Platforms responded quickly to the news of the impending pension changes by reducing charges on platform-based SIPPs and income drawdown products either before, or shortly after, the new rules came into effect last year. Ascentric, for example, took action back in the summer of 2014 to reduce ongoing administration charges for drawdown from £150 to £75, with no additional fees for clients looking to set up more drawdown agreements.
This said, cost should not be an investors’ only consideration when reviewing their options for a SIPP or drawdown product through a platform. One of the most widely acknowledged benefits for SIPP savers, who opt not to buy an annuity, is that they do not lose the flexibility to choose where their pension savings are invested, with the ability to select from a wide variety of investment vehicles.

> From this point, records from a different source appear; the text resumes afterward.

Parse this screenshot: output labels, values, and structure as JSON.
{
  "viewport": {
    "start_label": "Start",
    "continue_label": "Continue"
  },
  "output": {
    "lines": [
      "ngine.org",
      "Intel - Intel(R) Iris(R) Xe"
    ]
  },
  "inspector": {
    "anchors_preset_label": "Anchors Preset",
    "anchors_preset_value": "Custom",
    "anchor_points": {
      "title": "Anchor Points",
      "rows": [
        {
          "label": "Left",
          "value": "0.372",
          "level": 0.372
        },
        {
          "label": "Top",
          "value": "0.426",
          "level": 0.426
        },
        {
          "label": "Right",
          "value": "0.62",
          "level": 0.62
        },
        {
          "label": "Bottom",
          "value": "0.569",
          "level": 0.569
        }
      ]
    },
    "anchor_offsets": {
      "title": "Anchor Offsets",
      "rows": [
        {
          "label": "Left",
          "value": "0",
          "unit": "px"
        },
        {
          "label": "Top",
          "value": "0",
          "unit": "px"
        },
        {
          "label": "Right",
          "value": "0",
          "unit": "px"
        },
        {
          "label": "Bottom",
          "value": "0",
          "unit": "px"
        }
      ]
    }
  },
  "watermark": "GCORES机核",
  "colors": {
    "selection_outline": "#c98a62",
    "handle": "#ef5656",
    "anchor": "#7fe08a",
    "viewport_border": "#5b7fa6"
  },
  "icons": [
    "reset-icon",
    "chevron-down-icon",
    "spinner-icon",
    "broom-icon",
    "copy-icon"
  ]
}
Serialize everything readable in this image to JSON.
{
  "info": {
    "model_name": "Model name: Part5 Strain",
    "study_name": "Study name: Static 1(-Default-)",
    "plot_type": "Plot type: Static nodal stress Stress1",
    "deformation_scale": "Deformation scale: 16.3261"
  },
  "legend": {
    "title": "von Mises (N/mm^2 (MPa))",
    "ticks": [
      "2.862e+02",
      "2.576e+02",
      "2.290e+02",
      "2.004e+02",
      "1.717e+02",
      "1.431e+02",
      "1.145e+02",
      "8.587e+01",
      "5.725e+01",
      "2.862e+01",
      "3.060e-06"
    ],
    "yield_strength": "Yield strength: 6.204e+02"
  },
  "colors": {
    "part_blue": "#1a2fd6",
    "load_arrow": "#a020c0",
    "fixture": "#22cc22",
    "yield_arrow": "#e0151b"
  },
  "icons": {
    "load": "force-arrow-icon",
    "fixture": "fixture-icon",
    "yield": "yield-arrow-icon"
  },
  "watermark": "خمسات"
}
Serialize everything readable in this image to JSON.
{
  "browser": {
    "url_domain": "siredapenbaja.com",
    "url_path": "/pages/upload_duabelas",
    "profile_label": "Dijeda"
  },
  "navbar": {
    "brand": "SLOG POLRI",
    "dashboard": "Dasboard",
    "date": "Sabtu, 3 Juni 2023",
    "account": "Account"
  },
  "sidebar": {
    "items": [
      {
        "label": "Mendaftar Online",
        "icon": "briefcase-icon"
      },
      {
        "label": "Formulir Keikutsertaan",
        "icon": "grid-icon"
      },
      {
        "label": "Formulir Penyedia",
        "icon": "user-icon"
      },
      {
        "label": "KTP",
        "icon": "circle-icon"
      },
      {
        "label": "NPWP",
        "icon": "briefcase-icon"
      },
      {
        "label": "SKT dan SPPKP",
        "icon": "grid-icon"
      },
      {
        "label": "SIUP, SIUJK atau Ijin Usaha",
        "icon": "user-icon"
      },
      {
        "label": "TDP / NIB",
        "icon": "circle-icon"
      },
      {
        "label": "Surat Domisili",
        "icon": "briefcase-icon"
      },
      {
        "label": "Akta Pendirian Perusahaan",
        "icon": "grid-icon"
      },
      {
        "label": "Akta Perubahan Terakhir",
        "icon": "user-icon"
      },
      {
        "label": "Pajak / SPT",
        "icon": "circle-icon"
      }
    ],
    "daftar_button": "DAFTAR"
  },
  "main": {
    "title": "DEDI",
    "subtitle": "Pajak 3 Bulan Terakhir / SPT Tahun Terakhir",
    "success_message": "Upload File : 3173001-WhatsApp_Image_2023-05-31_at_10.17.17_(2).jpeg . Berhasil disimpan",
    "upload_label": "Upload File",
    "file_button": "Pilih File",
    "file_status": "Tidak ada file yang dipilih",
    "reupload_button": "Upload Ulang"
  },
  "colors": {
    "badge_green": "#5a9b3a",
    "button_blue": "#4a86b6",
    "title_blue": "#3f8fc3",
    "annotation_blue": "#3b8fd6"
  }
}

So an important additional consideration to cost for SIPP savers is the scale and variety of investment vehicles available through the platform they choose.
Investment strategies have evolved since the introduction of the pension changes, adapting to the increased flexibility available to clients while still supporting their income and capital preservation requirements. The traditional trajectory for pension savings, for example, would usually involve a steady shift from equity based investments to less risky assets during the 10 years leading up to retirement, principally investing in corporate debt, government bonds and cash. However, with the increasing popularity of drawdown has prompted a change in investment strategy. Instead of savers de-risking their pension portfolio, under drawdown, it may be beneficial to prolong their exposure to riskier assets such as equity funds, therefore maintaining the opportunity for both income and capital growth. Alternative investments such as Exchange Traded Funds (ETFs), some of which target income through indices that focus on dividend paying shares, may be suitable for those looking to produce income in retirement too. Property funds also have the potential to pay an attractive income.
The world of pensions is clearly changing the hunting ground for income, arguably making it more important than ever for an adviser to consider whether a platform provides a broad enough investment range beyond the more traditional investment options. With unbiased and unrestricted access to over 3,000 funds and 667 ETFs alongside investment trusts, bonds, gilts, shares and cash, Ascentric’s universe of investments and tax wrappers is one of the widest available in the current platform market.
For professional adviser use only.
The risks of the SIPP will depend on the investments chosen.
Ascentric is a trading name of Investment Funds Direct Limited (IFDL), which is part of the Royal London Group and authorised and regulated by the Financial Conduct Authority No. 114432. Registered in England and Wales number 1610781, VAT number 368524427.